BISHKEK (TCA) — Authorities in China have greatly expanded their police and security presence in Urumqi, the capital city of the country’s northwestern Xinjiang Uighur Autonomous Region which borders Central Asia, amid increasing Uighur independence movements including those that the Chinese government believes have links to Islamist terrorist groups in the Middle East, Russia’s Sputnik news agency reports.
NPR reports that in Urumqi, razor wire fences and cameras are an inescapable sight. The provincial government requires all restaurants to play two propaganda songs every hour of the day: a cheery song about obeying traffic laws and a slower piece about core communist values. Residents must download a government app that deletes unapproved applications and videos about forbidden topics like terrorism.
Earlier in 2017, Chen Quanguo, the Communist Party’s secretary of Xinjiang, made a speech before 10,000 officers dressed in riot gear where he told them that “the sword is drawn, and we’re about to hear the thunder.”
Chen was formerly secretary of Tibet from 2011 to 2016, distinguishing himself by improving the security situation — at the price of numerous allegations of human rights violations. One of the first things Chen did in Tibet was hire tens of thousands of new police officers, and he has repeated that measure in Xinjiang.
According to Adrian Zenz, a researcher at the European School of Culture and Theology, Xinjiang has become home to 100,000 more security personnel since Chen took office in August 2016.
“This is Xinjiang’s new industry number one. It is becoming the most important source of employment,” Zenz told NPR. Xinjiang is China’s largest province by area but one of its poorest and least populated. Beijing has spent $6 billion on security in Xinjiang in the first half of 2017.
All of this security is justified by Beijing as a way of ensuring order in Xinjiang, which is home to over 11 million Uighurs, a Turkic Muslim group. The Uighurs have a contentious relationship with Beijing: despite Xinjiang being home to nearly as many Han Chinese as Uighurs, the two groups rarely intermingle. Uighurs cannot serve in the government while holding Islamic views, and generally live in poverty even by regional standards.
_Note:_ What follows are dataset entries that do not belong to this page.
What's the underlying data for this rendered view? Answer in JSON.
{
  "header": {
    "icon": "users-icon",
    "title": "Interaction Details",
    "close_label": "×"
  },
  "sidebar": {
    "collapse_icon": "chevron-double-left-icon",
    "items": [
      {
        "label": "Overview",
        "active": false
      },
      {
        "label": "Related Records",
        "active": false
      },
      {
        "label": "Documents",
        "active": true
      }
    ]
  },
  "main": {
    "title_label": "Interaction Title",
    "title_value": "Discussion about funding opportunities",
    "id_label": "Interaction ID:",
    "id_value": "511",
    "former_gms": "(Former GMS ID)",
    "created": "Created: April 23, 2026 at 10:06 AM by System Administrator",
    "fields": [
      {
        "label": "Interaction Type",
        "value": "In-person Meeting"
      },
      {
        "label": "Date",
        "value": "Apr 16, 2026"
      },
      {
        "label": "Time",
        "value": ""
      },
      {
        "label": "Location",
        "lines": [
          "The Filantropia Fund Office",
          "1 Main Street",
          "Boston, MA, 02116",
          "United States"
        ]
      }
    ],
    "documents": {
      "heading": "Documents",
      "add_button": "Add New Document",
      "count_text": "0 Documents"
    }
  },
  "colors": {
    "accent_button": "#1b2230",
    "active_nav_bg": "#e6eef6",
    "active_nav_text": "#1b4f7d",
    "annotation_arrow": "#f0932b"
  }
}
This has galvanized Uighur Islamic terrorist groups, and subsequent Chinese government reprisals. Tensions exploded in mid-2009 when rioting Uighurs attacked Han Chinese in Urumqi, causing security forces to reply. Around 200 people were killed in a single day of rioting.